WHAT YOU WILL DO> Which lines run from the one containing "Convert this screenshot" through the end of the material? Reproduce them exactly.

GIVEN RECORDS>
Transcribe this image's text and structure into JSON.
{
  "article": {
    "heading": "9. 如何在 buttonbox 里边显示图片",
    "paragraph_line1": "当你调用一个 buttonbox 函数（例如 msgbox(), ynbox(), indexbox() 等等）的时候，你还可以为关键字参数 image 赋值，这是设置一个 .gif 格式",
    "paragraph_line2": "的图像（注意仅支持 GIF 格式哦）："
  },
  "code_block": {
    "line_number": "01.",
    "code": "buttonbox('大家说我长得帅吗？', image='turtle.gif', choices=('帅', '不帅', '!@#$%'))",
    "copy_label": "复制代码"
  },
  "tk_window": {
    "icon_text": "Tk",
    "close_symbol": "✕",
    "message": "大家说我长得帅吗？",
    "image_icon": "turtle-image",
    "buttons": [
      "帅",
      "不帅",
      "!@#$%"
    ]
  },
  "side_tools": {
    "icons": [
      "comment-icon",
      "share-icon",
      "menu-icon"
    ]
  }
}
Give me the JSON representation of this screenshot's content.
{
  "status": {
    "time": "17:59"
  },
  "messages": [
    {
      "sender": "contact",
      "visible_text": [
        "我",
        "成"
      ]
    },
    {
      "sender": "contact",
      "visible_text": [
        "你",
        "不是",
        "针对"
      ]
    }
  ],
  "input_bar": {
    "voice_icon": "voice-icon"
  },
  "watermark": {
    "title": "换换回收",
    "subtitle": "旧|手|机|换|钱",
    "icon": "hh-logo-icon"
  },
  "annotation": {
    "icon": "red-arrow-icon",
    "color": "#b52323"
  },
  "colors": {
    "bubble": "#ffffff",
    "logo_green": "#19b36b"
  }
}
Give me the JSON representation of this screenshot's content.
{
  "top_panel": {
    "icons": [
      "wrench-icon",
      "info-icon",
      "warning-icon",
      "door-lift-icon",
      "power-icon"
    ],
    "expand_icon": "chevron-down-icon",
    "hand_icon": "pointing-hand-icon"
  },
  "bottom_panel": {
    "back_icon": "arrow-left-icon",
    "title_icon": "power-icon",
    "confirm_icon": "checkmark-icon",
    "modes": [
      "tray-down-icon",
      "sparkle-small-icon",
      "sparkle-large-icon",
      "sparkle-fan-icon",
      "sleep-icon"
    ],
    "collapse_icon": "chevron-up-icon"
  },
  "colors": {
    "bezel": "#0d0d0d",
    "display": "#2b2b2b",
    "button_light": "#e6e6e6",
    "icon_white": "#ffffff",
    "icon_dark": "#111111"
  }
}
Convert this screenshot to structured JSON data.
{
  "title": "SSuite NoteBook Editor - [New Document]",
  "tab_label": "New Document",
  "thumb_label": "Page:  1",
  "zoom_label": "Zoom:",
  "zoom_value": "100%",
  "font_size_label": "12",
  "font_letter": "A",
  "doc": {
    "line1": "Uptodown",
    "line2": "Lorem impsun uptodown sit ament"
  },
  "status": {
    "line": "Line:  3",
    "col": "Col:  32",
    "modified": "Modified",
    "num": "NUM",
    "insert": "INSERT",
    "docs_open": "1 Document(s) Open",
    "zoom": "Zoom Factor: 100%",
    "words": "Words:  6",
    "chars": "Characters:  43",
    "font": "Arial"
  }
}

YOUR RESPONSE>
Convert this screenshot to structured JSON data.
{
  "title": "SSuite NoteBook Editor - [New Document]",
  "tab_label": "New Document",
  "thumb_label": "Page:  1",
  "zoom_label": "Zoom:",
  "zoom_value": "100%",
  "font_size_label": "12",
  "font_letter": "A",
  "doc": {
    "line1": "Uptodown",
    "line2": "Lorem impsun uptodown sit ament"
  },
  "status": {
    "line": "Line:  3",
    "col": "Col:  32",
    "modified": "Modified",
    "num": "NUM",
    "insert": "INSERT",
    "docs_open": "1 Document(s) Open",
    "zoom": "Zoom Factor: 100%",
    "words": "Words:  6",
    "chars": "Characters:  43",
    "font": "Arial"
  }
}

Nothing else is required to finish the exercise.